By Shlomo Maital  

      The graphic is that of Scrat, the fictional saber-toothed squirrel from the Ice Age animated films, who somehow never manages to catch that elusive nut.  How much we are like him.  The nut is material happiness…and we never seem to have enough.  Scrat is hilarious – but, frankly, so are we.

       And there is another way we resemble Scrat and squirrels.  We perpetuate obscene wealth inequality, from generation to generation, by enabling billionaires to bequeath their wealth largely untaxed.  (Republicans managed to obliterate inheritance taxes by simply labelling them Death Tax —  who wants to pay a tax on death anyway?).  (See my previous blog, about Michael McCain).
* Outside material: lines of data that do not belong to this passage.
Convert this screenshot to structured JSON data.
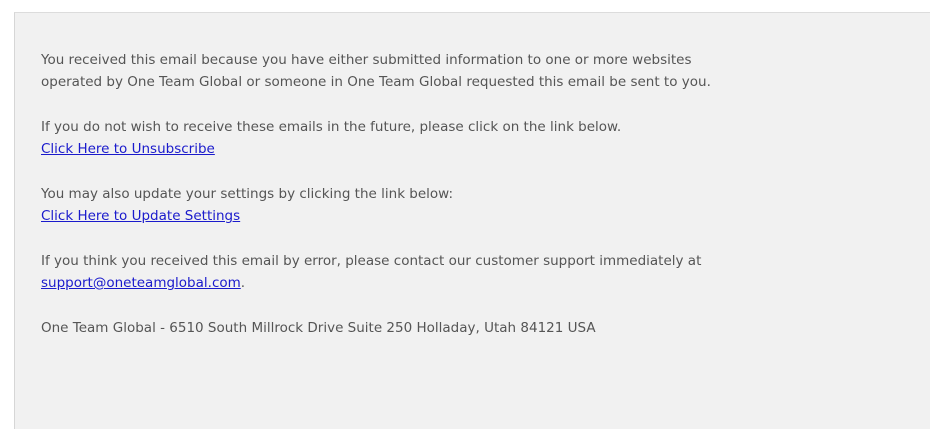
{
  "footer": {
    "intro_line1": "You received this email because you have either submitted information to one or more websites",
    "intro_line2": "operated by One Team Global or someone in One Team Global requested this email be sent to you.",
    "unsubscribe_text": "If you do not wish to receive these emails in the future, please click on the link below.",
    "unsubscribe_link": "Click Here to Unsubscribe",
    "settings_text": "You may also update your settings by clicking the link below:",
    "settings_link": "Click Here to Update Settings",
    "error_text": "If you think you received this email by error, please contact our customer support immediately at",
    "support_email": "support@oneteamglobal.com",
    "support_suffix": ".",
    "address": "One Team Global - 6510 South Millrock Drive Suite 250 Holladay, Utah 84121 USA"
  }
}
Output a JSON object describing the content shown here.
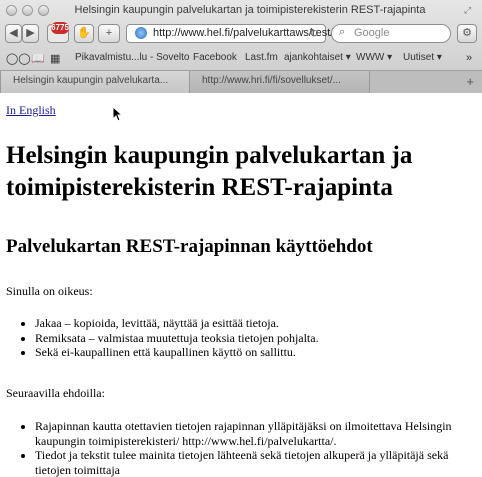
{
  "window": {
    "title": "Helsingin kaupungin palvelukartan ja toimipisterekisterin REST-rajapinta"
  },
  "toolbar": {
    "badge_count": "6775",
    "url": "http://www.hel.fi/palvelukarttaws/rest/",
    "search_placeholder": "Google"
  },
  "bookmarks": [
    "Pikavalmistu...lu - Sovelto",
    "Facebook",
    "Last.fm",
    "ajankohtaiset ▾",
    "WWW ▾",
    "Uutiset ▾"
  ],
  "tabs": [
    "Helsingin kaupungin palvelukarta...",
    "http://www.hri.fi/fi/sovellukset/..."
  ],
  "page": {
    "english_link": "In English",
    "heading": "Helsingin kaupungin palvelukartan ja toimipisterekisterin REST-rajapinta",
    "subheading": "Palvelukartan REST-rajapinnan käyttöehdot",
    "rights_intro": "Sinulla on oikeus:",
    "rights": [
      "Jakaa – kopioida, levittää, näyttää ja esittää tietoja.",
      "Remiksata – valmistaa muutettuja teoksia tietojen pohjalta.",
      "Sekä ei-kaupallinen että kaupallinen käyttö on sallittu."
    ],
    "conditions_intro": "Seuraavilla ehdoilla:",
    "conditions": [
      "Rajapinnan kautta otettavien tietojen rajapinnan ylläpitäjäksi on ilmoitettava Helsingin kaupungin toimipisterekisteri/ http://www.hel.fi/palvelukartta/.",
      "Tiedot ja tekstit tulee mainita tietojen lähteenä sekä tietojen alkuperä ja ylläpitäjä sekä tietojen toimittaja"
    ]
  }
}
      Apparently, so do squirrels. They pass on their wealth to a privileged kid. Really!

      Writing in Behavioral Ecology, 2021,  Smith, Natterson-Horowitz and Alfaro recount:  “North American red squirrels transfer stores of acorns to one individual, but not to others, imposing differential fitness outcomes on young squirrels that perpetuate across future generations.”[1]  

    The authors show how this behavior is duplicated across a wide range of birds, insects, mammals and fish.   Hyenas inherit social rank from their moms.  Clownfish bequeath high-quality anemones to a chosen few.  Some privileged wasps inherit nests, while others less privileged do not.

     Jacob Bronowski’s wonderful BBC series “The Ascent of Man” showed how humans have evolved beyond mammals.  But have we?  Is it morally just and socially efficacious, to bestow enormous privilege, solely because of your parent?  Is oligarchy truly the society we want and need?  Do we really want to sustain privileged classes?  The British tried it —  and look where it led them. 

    And are we really smarter than Scrat?  I kind of doubt it.

[1] Special thanks to science writer Elizabeth Preston, for drawing my attention to it.